State funding for behavioral health crisis center is top legislative priority for Douglas County
photo by: Contributed photo
Providing state funding for a planned behavioral health crisis center is the top issue the Douglas County Commission wants lawmakers to consider when they return to Topeka next month.
In its recently approved Legislative Priority Statement for the 2020 session, the commission said its No. 1 priority is for the state government to help fund the construction of the crisis center planned as part of the Douglas County Treatment and Recovery Campus.
Commissioner Nancy Thellman told the Journal-World on Friday that the commission believed the request is appropriate because the local crisis center may help alleviate the number of mental health patients in state hospitals in Larned and Osawatomie.
“Their high priority is to keep folks with serious mental illness in their home counties, if possible, out of the state hospitals,” Thellman said of state lawmakers. “Our crisis center will go a long way to help them with that goal.”
“… We’re already having good luck doing that with programs we have in place, but with a (local) crisis center added we can help keep those numbers down even more,” she said.
Along with the funding for the crisis center, the commission outlined a second priority of expanding the western leg of the South Lawrence Trafficway to four lanes — a long-sought project from the county and the City of Lawrence — and listed other issues it believes are important to the Douglas County Community. It will formally share the priorities and issues with area lawmakers during the Legislative Breakfast on Jan. 10.

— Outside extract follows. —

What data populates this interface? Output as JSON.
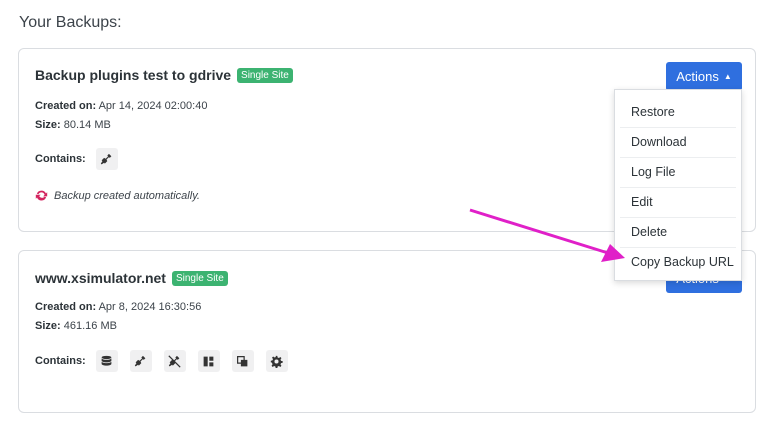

The commission’s decision to make state funding for the crisis center its top priority comes shortly after it authorized sending a letter to Gov. Laura Kelly requesting $750,000 of state funding to construct the facility. The letter requested that funding be included in the state’s fiscal year 2021 budget, which the Kansas Legislature will craft during its session that begins in January.
The letter says the requested funding will be used for planning, construction and base services associated with the crisis center. It also notes that the county’s request is similar to requests that have been granted in previous state budgets for crisis centers in Wyandotte, Sedgwick, Shawnee, Riley and Saline counties.
The county recently broke ground on the housing portion of the Treatment and Recovery Campus, located in the 1000 block of West Second Street, just north of Bert Nash Community Mental Health Center. The crisis center is planned to be built at 146 Maine St., which is directly west of the housing portion of the campus.
The proposed crisis center, which doesn’t have an official name yet, is still in the planning stages. Karrey Britt, county spokeswoman, previously told the Journal-World that the county and its community partners were aiming to complete its construction by the end of 2021.
Thellman said she believes state lawmakers are keeping an eye on Douglas County’s planned crisis center because of its partnership between the county government and local behavioral health agencies, such as LMH Health, Bert Nash and others.
“We have worked so hard with so many agencies in a collaborative way to plan a unique crisis center of our community,” Thellman said. “They’ve been watching it with interest because they feel it’s something that could be shared across the state. I would hope they look kindly on Douglas County when making their funding decisions.”
Contact Dylan Lysen
Have a story idea, news or information to share? Contact reporter Dylan Lysen: